* _Input_
::::

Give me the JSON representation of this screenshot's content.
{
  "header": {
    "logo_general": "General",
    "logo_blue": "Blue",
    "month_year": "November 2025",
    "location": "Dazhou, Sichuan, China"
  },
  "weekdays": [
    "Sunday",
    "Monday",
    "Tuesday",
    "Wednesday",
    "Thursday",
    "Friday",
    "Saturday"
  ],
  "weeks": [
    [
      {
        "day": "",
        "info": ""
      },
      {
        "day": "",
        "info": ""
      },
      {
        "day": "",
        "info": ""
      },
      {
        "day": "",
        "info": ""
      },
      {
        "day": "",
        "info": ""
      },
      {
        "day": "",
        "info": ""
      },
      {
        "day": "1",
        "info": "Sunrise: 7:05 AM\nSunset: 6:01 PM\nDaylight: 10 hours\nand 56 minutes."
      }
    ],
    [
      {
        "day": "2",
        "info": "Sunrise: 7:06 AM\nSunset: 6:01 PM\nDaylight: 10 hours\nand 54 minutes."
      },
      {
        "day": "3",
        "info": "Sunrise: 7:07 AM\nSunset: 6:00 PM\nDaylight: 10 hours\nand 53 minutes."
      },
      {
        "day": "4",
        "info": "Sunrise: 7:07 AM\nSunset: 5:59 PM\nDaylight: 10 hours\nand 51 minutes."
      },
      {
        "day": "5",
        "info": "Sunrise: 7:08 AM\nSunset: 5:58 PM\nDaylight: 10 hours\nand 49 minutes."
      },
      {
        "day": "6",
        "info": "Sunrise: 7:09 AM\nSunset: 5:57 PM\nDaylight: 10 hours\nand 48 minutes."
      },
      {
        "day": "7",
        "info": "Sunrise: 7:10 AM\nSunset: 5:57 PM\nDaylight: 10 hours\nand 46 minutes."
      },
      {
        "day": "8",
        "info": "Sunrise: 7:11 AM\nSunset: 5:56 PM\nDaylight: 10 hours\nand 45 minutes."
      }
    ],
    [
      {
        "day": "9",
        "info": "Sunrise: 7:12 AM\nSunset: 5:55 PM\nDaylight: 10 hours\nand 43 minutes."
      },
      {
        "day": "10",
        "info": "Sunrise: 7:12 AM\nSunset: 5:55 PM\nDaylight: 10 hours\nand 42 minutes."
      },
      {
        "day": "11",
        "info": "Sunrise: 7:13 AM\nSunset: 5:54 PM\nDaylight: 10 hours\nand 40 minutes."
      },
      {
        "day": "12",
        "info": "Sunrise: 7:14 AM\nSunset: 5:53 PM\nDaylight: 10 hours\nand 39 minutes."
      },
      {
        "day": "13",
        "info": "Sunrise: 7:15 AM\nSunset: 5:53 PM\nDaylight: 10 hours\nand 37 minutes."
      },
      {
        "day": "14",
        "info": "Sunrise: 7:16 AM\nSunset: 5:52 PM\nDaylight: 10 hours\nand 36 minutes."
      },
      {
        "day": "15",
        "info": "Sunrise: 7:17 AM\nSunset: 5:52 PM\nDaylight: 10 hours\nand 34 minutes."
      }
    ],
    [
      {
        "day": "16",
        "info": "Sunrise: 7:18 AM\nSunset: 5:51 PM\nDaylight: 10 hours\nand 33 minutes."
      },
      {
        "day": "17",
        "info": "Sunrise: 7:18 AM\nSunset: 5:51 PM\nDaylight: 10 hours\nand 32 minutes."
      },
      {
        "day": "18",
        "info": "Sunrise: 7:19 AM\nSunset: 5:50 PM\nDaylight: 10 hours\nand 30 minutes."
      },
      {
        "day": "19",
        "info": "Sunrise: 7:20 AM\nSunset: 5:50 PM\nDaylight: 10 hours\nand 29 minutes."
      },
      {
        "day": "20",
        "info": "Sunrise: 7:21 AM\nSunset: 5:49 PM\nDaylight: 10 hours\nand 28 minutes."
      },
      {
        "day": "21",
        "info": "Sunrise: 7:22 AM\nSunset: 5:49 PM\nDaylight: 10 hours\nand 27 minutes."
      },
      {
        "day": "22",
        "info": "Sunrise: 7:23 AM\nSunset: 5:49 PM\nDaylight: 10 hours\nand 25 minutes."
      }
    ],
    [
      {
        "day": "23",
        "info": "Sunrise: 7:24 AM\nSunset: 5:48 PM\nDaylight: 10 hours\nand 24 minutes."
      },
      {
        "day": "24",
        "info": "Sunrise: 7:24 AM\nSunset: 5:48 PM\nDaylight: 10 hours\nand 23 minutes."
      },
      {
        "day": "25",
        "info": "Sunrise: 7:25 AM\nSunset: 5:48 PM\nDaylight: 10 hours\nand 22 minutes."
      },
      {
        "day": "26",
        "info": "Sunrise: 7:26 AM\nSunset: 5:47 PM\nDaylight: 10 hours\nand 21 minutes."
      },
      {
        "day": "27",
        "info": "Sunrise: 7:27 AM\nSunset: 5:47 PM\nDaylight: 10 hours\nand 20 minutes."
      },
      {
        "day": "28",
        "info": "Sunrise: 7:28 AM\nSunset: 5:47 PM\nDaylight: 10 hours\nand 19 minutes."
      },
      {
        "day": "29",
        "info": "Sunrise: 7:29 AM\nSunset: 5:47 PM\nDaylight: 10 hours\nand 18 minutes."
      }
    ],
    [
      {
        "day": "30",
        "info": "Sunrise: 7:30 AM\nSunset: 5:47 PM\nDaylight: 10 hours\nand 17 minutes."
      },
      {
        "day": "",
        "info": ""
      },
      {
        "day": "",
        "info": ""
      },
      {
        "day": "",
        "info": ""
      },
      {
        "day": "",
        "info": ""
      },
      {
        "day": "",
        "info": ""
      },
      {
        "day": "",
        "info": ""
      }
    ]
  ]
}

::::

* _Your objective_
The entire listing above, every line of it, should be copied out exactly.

* _Your solution_
Give me the JSON representation of this screenshot's content.
{
  "header": {
    "logo_general": "General",
    "logo_blue": "Blue",
    "month_year": "November 2025",
    "location": "Dazhou, Sichuan, China"
  },
  "weekdays": [
    "Sunday",
    "Monday",
    "Tuesday",
    "Wednesday",
    "Thursday",
    "Friday",
    "Saturday"
  ],
  "weeks": [
    [
      {
        "day": "",
        "info": ""
      },
      {
        "day": "",
        "info": ""
      },
      {
        "day": "",
        "info": ""
      },
      {
        "day": "",
        "info": ""
      },
      {
        "day": "",
        "info": ""
      },
      {
        "day": "",
        "info": ""
      },
      {
        "day": "1",
        "info": "Sunrise: 7:05 AM\nSunset: 6:01 PM\nDaylight: 10 hours\nand 56 minutes."
      }
    ],
    [
      {
        "day": "2",
        "info": "Sunrise: 7:06 AM\nSunset: 6:01 PM\nDaylight: 10 hours\nand 54 minutes."
      },
      {
        "day": "3",
        "info": "Sunrise: 7:07 AM\nSunset: 6:00 PM\nDaylight: 10 hours\nand 53 minutes."
      },
      {
        "day": "4",
        "info": "Sunrise: 7:07 AM\nSunset: 5:59 PM\nDaylight: 10 hours\nand 51 minutes."
      },
      {
        "day": "5",
        "info": "Sunrise: 7:08 AM\nSunset: 5:58 PM\nDaylight: 10 hours\nand 49 minutes."
      },
      {
        "day": "6",
        "info": "Sunrise: 7:09 AM\nSunset: 5:57 PM\nDaylight: 10 hours\nand 48 minutes."
      },
      {
        "day": "7",
        "info": "Sunrise: 7:10 AM\nSunset: 5:57 PM\nDaylight: 10 hours\nand 46 minutes."
      },
      {
        "day": "8",
        "info": "Sunrise: 7:11 AM\nSunset: 5:56 PM\nDaylight: 10 hours\nand 45 minutes."
      }
    ],
    [
      {
        "day": "9",
        "info": "Sunrise: 7:12 AM\nSunset: 5:55 PM\nDaylight: 10 hours\nand 43 minutes."
      },
      {
        "day": "10",
        "info": "Sunrise: 7:12 AM\nSunset: 5:55 PM\nDaylight: 10 hours\nand 42 minutes."
      },
      {
        "day": "11",
        "info": "Sunrise: 7:13 AM\nSunset: 5:54 PM\nDaylight: 10 hours\nand 40 minutes."
      },
      {
        "day": "12",
        "info": "Sunrise: 7:14 AM\nSunset: 5:53 PM\nDaylight: 10 hours\nand 39 minutes."
      },
      {
        "day": "13",
        "info": "Sunrise: 7:15 AM\nSunset: 5:53 PM\nDaylight: 10 hours\nand 37 minutes."
      },
      {
        "day": "14",
        "info": "Sunrise: 7:16 AM\nSunset: 5:52 PM\nDaylight: 10 hours\nand 36 minutes."
      },
      {
        "day": "15",
        "info": "Sunrise: 7:17 AM\nSunset: 5:52 PM\nDaylight: 10 hours\nand 34 minutes."
      }
    ],
    [
      {
        "day": "16",
        "info": "Sunrise: 7:18 AM\nSunset: 5:51 PM\nDaylight: 10 hours\nand 33 minutes."
      },
      {
        "day": "17",
        "info": "Sunrise: 7:18 AM\nSunset: 5:51 PM\nDaylight: 10 hours\nand 32 minutes."
      },
      {
        "day": "18",
        "info": "Sunrise: 7:19 AM\nSunset: 5:50 PM\nDaylight: 10 hours\nand 30 minutes."
      },
      {
        "day": "19",
        "info": "Sunrise: 7:20 AM\nSunset: 5:50 PM\nDaylight: 10 hours\nand 29 minutes."
      },
      {
        "day": "20",
        "info": "Sunrise: 7:21 AM\nSunset: 5:49 PM\nDaylight: 10 hours\nand 28 minutes."
      },
      {
        "day": "21",
        "info": "Sunrise: 7:22 AM\nSunset: 5:49 PM\nDaylight: 10 hours\nand 27 minutes."
      },
      {
        "day": "22",
        "info": "Sunrise: 7:23 AM\nSunset: 5:49 PM\nDaylight: 10 hours\nand 25 minutes."
      }
    ],
    [
      {
        "day": "23",
        "info": "Sunrise: 7:24 AM\nSunset: 5:48 PM\nDaylight: 10 hours\nand 24 minutes."
      },
      {
        "day": "24",
        "info": "Sunrise: 7:24 AM\nSunset: 5:48 PM\nDaylight: 10 hours\nand 23 minutes."
      },
      {
        "day": "25",
        "info": "Sunrise: 7:25 AM\nSunset: 5:48 PM\nDaylight: 10 hours\nand 22 minutes."
      },
      {
        "day": "26",
        "info": "Sunrise: 7:26 AM\nSunset: 5:47 PM\nDaylight: 10 hours\nand 21 minutes."
      },
      {
        "day": "27",
        "info": "Sunrise: 7:27 AM\nSunset: 5:47 PM\nDaylight: 10 hours\nand 20 minutes."
      },
      {
        "day": "28",
        "info": "Sunrise: 7:28 AM\nSunset: 5:47 PM\nDaylight: 10 hours\nand 19 minutes."
      },
      {
        "day": "29",
        "info": "Sunrise: 7:29 AM\nSunset: 5:47 PM\nDaylight: 10 hours\nand 18 minutes."
      }
    ],
    [
      {
        "day": "30",
        "info": "Sunrise: 7:30 AM\nSunset: 5:47 PM\nDaylight: 10 hours\nand 17 minutes."
      },
      {
        "day": "",
        "info": ""
      },
      {
        "day": "",
        "info": ""
      },
      {
        "day": "",
        "info": ""
      },
      {
        "day": "",
        "info": ""
      },
      {
        "day": "",
        "info": ""
      },
      {
        "day": "",
        "info": ""
      }
    ]
  ]
}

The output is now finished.